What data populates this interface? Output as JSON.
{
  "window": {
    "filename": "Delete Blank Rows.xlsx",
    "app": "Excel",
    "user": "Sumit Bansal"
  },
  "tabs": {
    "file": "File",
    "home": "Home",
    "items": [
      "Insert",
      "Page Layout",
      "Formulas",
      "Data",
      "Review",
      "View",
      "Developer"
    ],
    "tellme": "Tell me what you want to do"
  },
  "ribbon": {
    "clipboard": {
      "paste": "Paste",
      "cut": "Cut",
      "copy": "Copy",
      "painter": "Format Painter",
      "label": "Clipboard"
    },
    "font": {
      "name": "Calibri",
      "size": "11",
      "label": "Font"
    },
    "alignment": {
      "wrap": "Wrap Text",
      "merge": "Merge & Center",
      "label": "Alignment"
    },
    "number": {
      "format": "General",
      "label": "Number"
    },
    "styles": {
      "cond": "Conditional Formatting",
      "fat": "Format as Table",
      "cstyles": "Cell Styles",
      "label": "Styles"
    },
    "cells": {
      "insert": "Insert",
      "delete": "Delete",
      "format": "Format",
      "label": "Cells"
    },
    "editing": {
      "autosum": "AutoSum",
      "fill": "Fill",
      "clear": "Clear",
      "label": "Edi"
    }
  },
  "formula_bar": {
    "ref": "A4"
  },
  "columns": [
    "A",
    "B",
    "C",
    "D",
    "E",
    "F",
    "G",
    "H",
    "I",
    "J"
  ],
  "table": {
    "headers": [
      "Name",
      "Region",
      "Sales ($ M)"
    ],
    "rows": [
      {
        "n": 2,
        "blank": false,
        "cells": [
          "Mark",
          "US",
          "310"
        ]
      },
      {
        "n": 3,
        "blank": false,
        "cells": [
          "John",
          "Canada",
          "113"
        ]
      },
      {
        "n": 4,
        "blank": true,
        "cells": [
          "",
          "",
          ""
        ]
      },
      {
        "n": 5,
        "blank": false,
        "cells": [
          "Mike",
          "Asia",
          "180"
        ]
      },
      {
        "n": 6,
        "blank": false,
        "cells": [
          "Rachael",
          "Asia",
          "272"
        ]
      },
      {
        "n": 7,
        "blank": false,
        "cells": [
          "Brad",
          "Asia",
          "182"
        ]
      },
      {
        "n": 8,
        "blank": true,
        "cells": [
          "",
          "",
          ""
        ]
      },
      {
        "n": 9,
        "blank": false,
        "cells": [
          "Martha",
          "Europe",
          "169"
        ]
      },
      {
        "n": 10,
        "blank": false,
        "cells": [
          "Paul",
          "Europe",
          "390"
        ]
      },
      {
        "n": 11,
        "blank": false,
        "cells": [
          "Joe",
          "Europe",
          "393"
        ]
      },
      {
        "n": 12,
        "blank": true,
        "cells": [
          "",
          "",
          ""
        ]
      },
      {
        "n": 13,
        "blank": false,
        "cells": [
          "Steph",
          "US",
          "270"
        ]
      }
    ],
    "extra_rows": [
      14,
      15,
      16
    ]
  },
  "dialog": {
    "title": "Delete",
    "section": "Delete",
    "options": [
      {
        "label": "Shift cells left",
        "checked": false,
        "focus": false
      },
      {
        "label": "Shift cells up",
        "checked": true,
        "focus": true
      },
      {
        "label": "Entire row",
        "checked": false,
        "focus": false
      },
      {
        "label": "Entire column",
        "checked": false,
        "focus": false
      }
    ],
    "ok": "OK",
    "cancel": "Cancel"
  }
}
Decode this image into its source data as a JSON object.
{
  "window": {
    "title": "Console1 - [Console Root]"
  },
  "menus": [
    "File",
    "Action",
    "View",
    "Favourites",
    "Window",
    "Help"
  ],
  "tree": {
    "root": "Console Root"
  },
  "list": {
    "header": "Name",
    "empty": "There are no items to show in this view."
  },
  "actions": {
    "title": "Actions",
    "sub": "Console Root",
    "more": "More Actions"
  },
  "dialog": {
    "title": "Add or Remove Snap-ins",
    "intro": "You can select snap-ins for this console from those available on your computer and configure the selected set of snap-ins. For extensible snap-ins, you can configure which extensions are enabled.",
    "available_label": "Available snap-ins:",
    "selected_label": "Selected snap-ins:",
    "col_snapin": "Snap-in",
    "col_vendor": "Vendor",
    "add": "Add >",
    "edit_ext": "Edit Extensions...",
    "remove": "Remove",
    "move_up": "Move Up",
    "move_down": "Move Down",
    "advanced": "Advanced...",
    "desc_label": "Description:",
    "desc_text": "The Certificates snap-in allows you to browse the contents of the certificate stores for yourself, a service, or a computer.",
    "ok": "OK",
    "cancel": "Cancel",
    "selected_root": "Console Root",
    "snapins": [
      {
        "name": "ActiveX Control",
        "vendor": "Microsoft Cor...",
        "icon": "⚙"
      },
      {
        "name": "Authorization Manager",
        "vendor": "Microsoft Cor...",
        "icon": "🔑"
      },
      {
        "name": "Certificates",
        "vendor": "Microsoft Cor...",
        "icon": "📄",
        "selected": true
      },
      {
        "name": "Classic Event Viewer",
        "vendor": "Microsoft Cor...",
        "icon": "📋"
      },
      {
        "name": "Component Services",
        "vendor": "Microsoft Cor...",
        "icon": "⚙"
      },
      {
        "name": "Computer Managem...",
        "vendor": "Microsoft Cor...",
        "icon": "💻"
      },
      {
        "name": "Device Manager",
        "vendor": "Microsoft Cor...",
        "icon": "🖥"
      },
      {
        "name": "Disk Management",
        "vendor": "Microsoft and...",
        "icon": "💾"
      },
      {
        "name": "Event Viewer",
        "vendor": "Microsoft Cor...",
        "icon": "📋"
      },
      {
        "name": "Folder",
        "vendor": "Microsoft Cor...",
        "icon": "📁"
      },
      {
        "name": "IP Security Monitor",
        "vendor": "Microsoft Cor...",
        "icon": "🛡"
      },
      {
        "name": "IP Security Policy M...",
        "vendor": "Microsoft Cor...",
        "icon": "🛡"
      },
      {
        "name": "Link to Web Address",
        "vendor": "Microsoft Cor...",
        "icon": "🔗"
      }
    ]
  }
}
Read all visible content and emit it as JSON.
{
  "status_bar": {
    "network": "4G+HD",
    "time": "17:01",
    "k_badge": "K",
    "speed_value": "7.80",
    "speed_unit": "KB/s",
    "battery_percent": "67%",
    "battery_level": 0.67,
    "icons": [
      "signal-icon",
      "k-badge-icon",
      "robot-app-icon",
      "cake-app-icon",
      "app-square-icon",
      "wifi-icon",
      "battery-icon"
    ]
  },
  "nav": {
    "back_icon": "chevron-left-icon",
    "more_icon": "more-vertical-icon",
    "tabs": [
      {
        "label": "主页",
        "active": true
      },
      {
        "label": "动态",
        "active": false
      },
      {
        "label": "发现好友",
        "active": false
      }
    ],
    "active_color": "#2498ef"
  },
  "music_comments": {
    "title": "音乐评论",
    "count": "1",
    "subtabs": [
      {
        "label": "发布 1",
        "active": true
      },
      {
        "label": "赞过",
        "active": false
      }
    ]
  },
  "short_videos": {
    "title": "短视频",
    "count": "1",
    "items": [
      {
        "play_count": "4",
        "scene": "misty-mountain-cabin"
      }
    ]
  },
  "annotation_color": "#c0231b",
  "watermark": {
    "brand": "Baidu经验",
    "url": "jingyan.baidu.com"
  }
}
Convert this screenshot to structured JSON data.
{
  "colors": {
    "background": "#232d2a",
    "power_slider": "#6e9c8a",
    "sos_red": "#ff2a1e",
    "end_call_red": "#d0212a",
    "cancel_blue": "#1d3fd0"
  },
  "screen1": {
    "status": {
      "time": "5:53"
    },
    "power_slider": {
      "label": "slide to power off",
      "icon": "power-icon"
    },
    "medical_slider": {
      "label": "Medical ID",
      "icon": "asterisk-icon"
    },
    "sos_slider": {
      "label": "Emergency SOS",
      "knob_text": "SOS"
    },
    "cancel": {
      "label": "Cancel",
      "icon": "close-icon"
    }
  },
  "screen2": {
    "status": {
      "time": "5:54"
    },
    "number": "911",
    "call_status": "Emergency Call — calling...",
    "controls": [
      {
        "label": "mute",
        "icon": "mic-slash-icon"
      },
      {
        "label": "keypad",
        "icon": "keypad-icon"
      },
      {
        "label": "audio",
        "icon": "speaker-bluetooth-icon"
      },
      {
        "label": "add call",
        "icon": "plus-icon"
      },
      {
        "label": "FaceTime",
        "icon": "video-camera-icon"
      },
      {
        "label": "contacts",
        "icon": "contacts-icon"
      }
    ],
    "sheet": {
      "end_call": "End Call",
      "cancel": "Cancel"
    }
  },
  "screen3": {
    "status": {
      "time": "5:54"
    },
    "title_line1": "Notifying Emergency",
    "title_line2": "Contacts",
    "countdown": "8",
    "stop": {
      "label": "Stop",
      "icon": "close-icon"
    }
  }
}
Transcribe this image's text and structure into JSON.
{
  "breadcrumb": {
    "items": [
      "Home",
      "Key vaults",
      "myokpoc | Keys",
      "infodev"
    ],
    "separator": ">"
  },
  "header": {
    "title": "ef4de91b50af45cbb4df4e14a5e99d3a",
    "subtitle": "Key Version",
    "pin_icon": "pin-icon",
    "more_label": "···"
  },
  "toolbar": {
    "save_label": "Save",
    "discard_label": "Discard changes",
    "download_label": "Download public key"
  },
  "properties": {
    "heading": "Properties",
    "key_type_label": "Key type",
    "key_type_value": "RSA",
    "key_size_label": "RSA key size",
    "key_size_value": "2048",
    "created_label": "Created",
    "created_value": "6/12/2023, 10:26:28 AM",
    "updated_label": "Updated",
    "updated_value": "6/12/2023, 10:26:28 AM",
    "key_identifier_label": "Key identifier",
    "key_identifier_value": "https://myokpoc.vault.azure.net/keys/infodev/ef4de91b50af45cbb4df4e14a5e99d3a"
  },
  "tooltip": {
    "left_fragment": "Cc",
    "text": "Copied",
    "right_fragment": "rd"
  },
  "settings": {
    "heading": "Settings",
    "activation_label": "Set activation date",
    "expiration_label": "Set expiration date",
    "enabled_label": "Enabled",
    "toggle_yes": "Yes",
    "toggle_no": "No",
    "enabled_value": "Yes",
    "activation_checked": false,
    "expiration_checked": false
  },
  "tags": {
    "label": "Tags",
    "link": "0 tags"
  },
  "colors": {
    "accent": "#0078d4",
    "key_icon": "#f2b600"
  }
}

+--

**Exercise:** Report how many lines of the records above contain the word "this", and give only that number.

**Reply:** 6